Now that Joe Biden is in the White House, Democrats are once again on the march, this time to put abolitionist Harriet Tubman on the $20 bill. They don’t actually know very much about Harriet Tubman, but she was Black, and Democrats desperately want to put somebody Black on our money. So here she comes.
I say they don’t know very much about Ms. Tubman because Democrats announced this on the same day that Democrats sent a procession of House Managers over to the Senate to deliver an Article of Impeachment against former President Trump. They are charging him with “inciting insurrection.”
If Democrats want to impeach someone for inciting insurrection, they could start with Harriet Tubman. She was one of the major planners of the attempt to take over and occupy the United States arsenal at Harpers Ferry in 1859. Seventeen people were killed in that action. The leader, John Brown, was charged with treason against the Commonwealth of Virginia, murder, and inciting insurrection. He and six others were convicted and executed for their roles in the attack. Had she not fallen ill shortly before the attack, Harriet Tubman might well have been among those captured and executed.

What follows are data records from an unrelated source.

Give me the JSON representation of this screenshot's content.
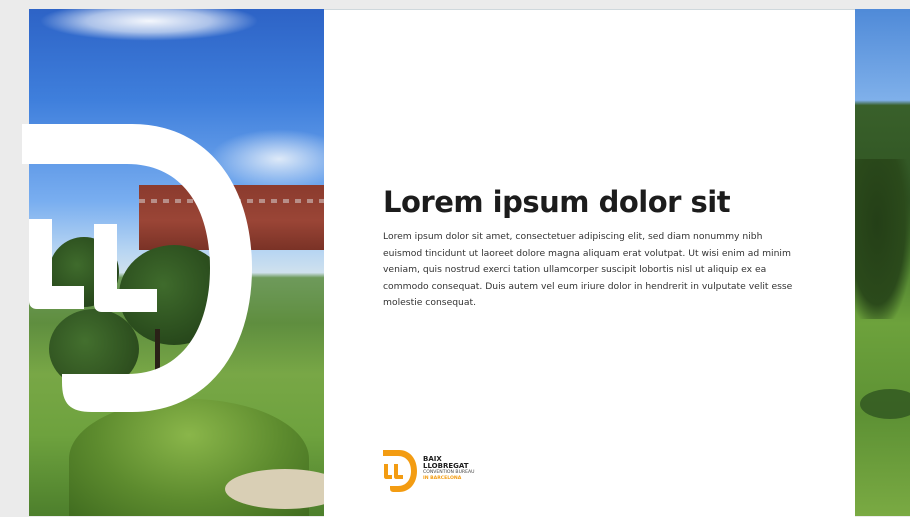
{
  "card": {
    "heading": "Lorem ipsum dolor sit",
    "body": "Lorem ipsum dolor sit amet, consectetuer adipiscing elit, sed diam nonummy nibh euismod tincidunt ut laoreet dolore magna aliquam erat volutpat. Ut wisi enim ad minim veniam, quis nostrud exerci tation ullamcorper suscipit lobortis nisl ut aliquip ex ea commodo consequat. Duis autem vel eum iriure dolor in hendrerit in vulputate velit esse molestie consequat."
  },
  "brand": {
    "line1": "BAIX",
    "line2": "LLOBREGAT",
    "line3": "CONVENTION BUREAU",
    "line4": "IN BARCELONA",
    "logo_letters": "LL",
    "accent_color": "#f39c12"
  },
  "colors": {
    "background": "#ebebeb",
    "card": "#ffffff",
    "heading": "#1c1c1c",
    "text": "#333333",
    "logo_overlay": "#ffffff"
  },
  "icons": {
    "logo_overlay": "llb-logo-mark-icon",
    "brand_logo": "llb-brand-logo-icon"
  }
}
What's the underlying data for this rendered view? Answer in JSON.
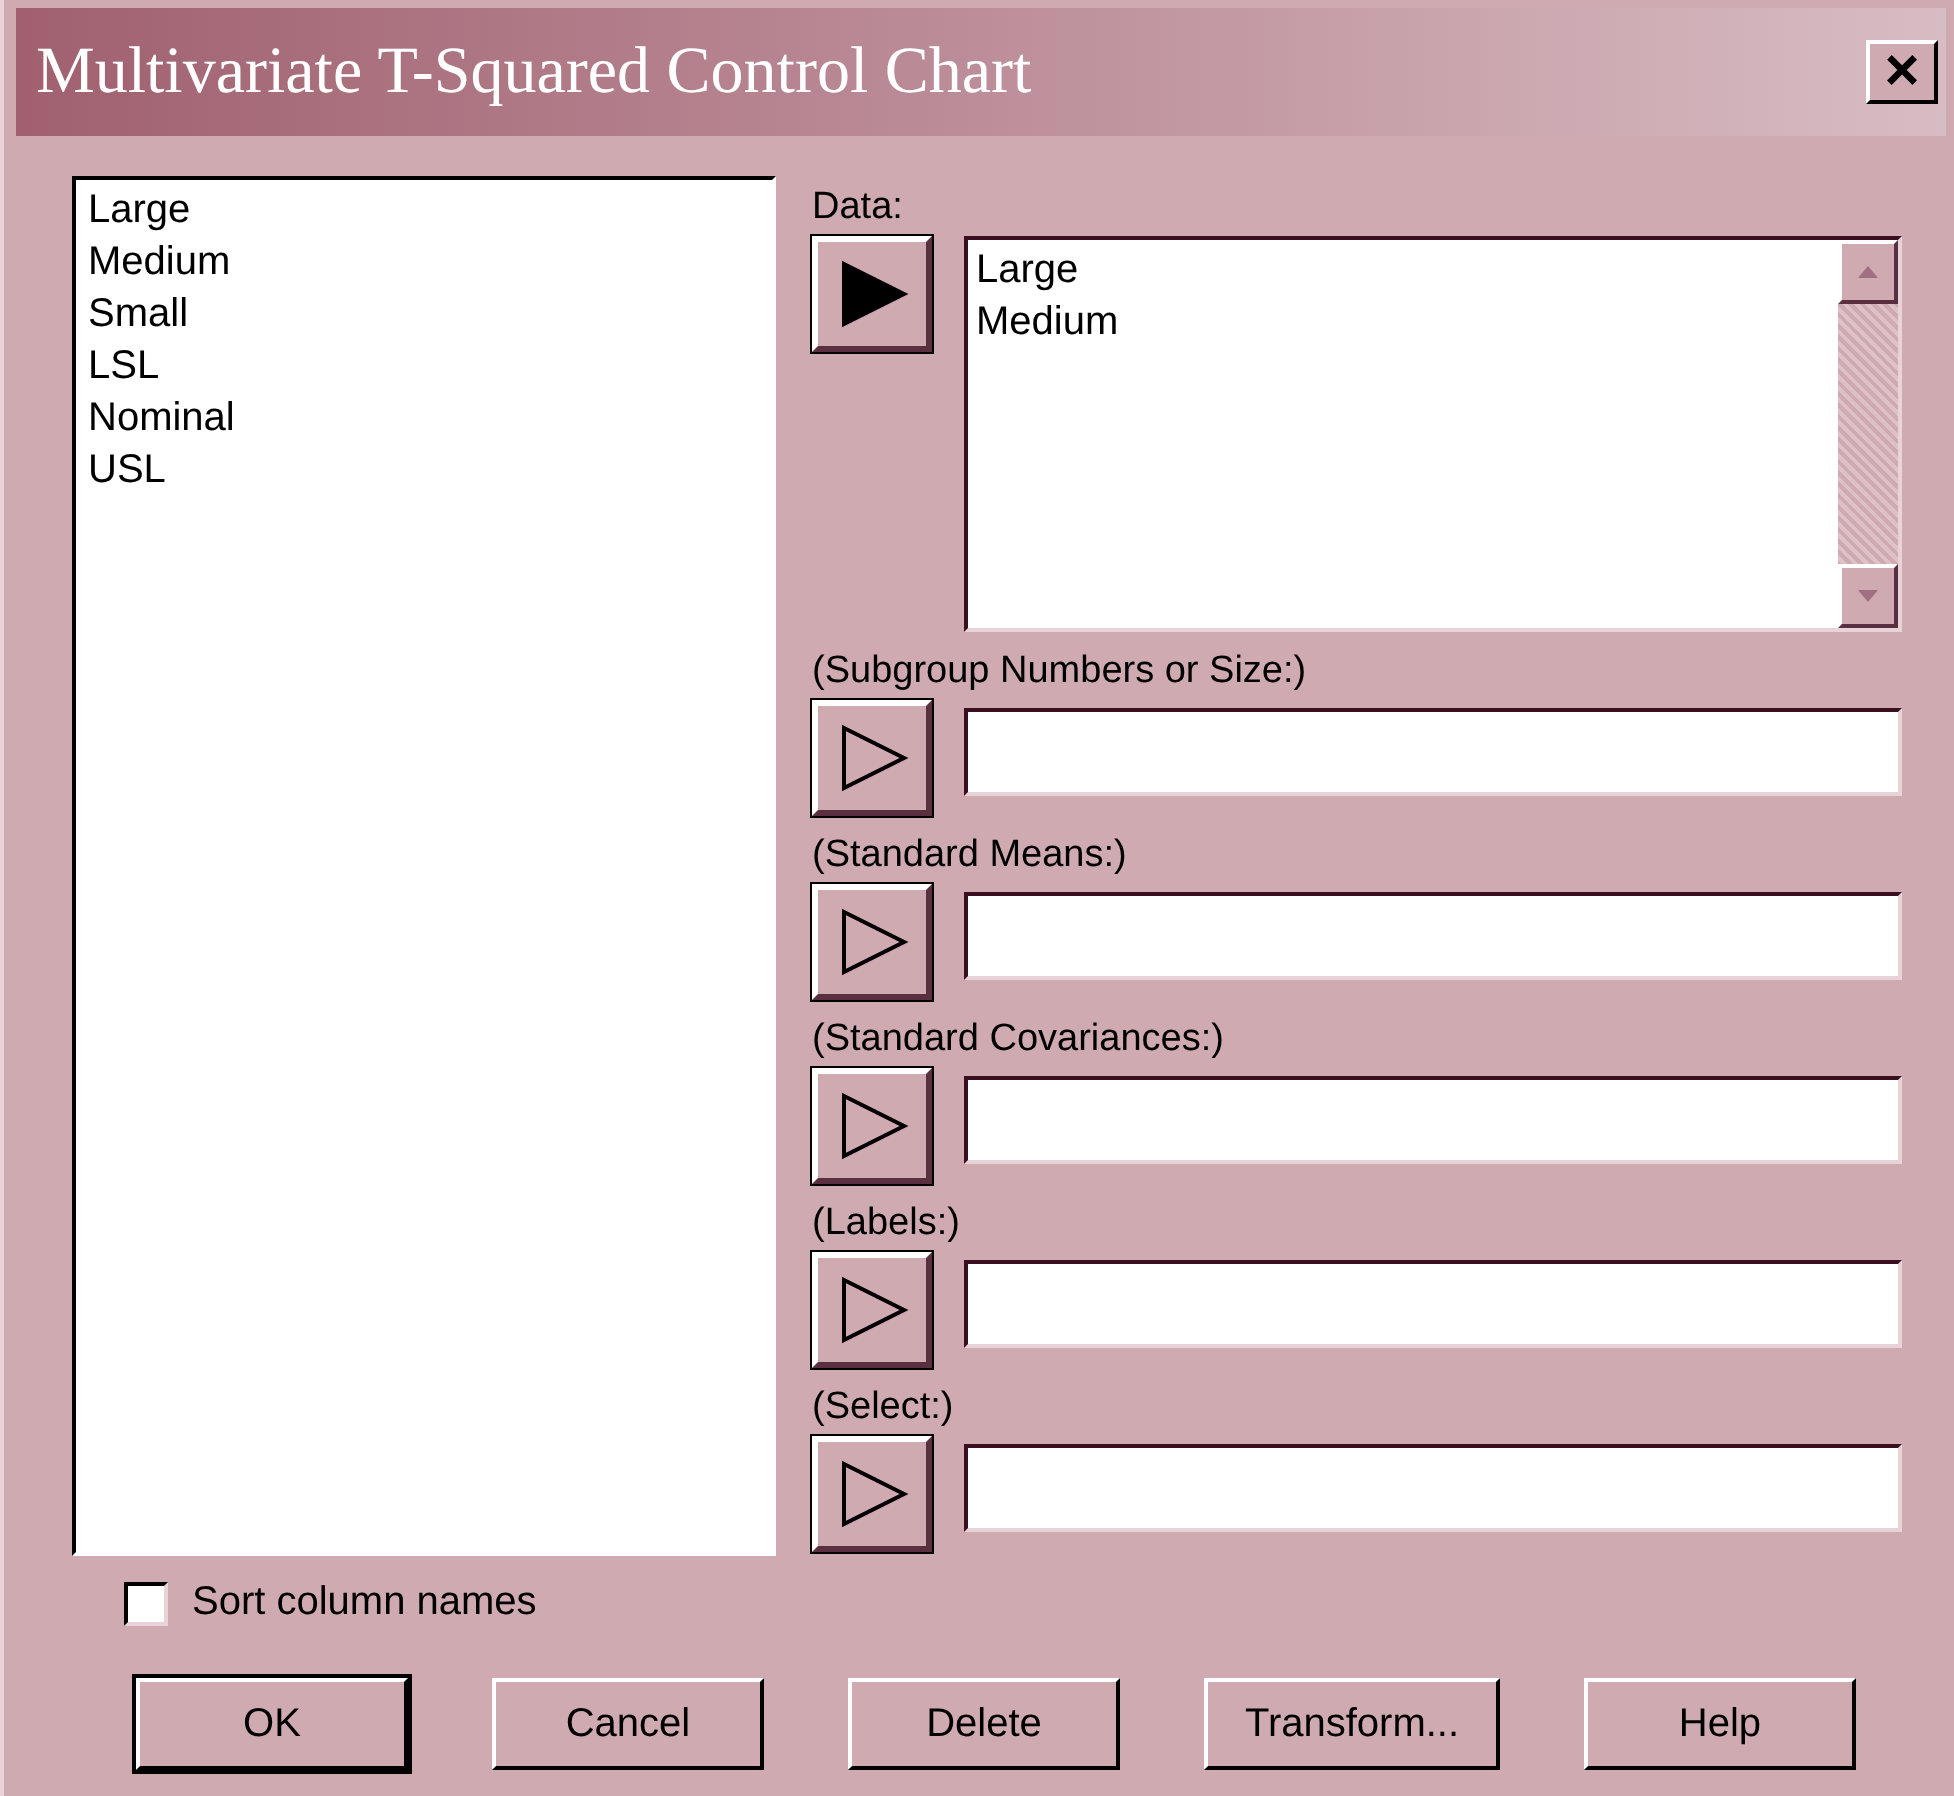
{
  "window": {
    "title": "Multivariate T-Squared Control Chart",
    "close": "×"
  },
  "columns": [
    "Large",
    "Medium",
    "Small",
    "LSL",
    "Nominal",
    "USL"
  ],
  "sort_column_names": {
    "label": "Sort column names",
    "checked": false
  },
  "data": {
    "label": "Data:",
    "arrow_active": true,
    "items": [
      "Large",
      "Medium"
    ]
  },
  "fields": [
    {
      "label": "(Subgroup Numbers or Size:)",
      "arrow_active": false
    },
    {
      "label": "(Standard Means:)",
      "arrow_active": false
    },
    {
      "label": "(Standard Covariances:)",
      "arrow_active": false
    },
    {
      "label": "(Labels:)",
      "arrow_active": false
    },
    {
      "label": "(Select:)",
      "arrow_active": false
    }
  ],
  "buttons": [
    {
      "label": "OK",
      "default": true
    },
    {
      "label": "Cancel",
      "default": false
    },
    {
      "label": "Delete",
      "default": false
    },
    {
      "label": "Transform...",
      "default": false
    },
    {
      "label": "Help",
      "default": false
    }
  ]
}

Michigan State University maintains an extensive online history of the Civil War era, and has an entire section devoted to Harriet Tubman. The chapter entitled “John Brown’s War” tells us:
John Brown was a famous abolitionist who was identified as being a violent abolitionist. Tubman had been an admirer of John Brown for a while. Tubman had met John Brown through fellow abolitionist Frederick Douglass. In 1858 John Brown had began to finish up his plans for the raid. When Tubman finally met with Brown he would keep referring to her as “General Tubman.” After Tubman heard his plan she was on board, and was set to go and recruit men for the raid. That summer she continued to raise funds for Canada while helping John Brown. She even stayed with Douglass at the time. Tubman had suggested July 4th for the raid on Harpers Ferry. Brown and Douglass had different ideas on how the Raid was supposed to go, Douglass said that Brown’s idea was suicidal. Brown wanted to do a full scale attack instead of doing small guerilla attacks. After Brown said he would not be deterred Douglass decided to back out. Brown went ahead and attacked Harpers Ferry. The attack was ill fated as [Brown] successfully got some slaves and was able to arm them. However they were eventually defeated and John Brown was sentenced to death. In the wake of the defeat Tubman had to keep a low profile because anyone who was involved in the planning of the raid was in jeopardy.
According to West Virginia Archives and History,
Frederick Douglass and Harriet Tubman were asked to join the raiders, and Harriet Tubman agreed to participate but was ill at the time of the raid.
One hundred-sixty years ago, Harriet Tubman narrowly escaped being hung for treason. But I guess if you wait long enough, you’ll be right on the money.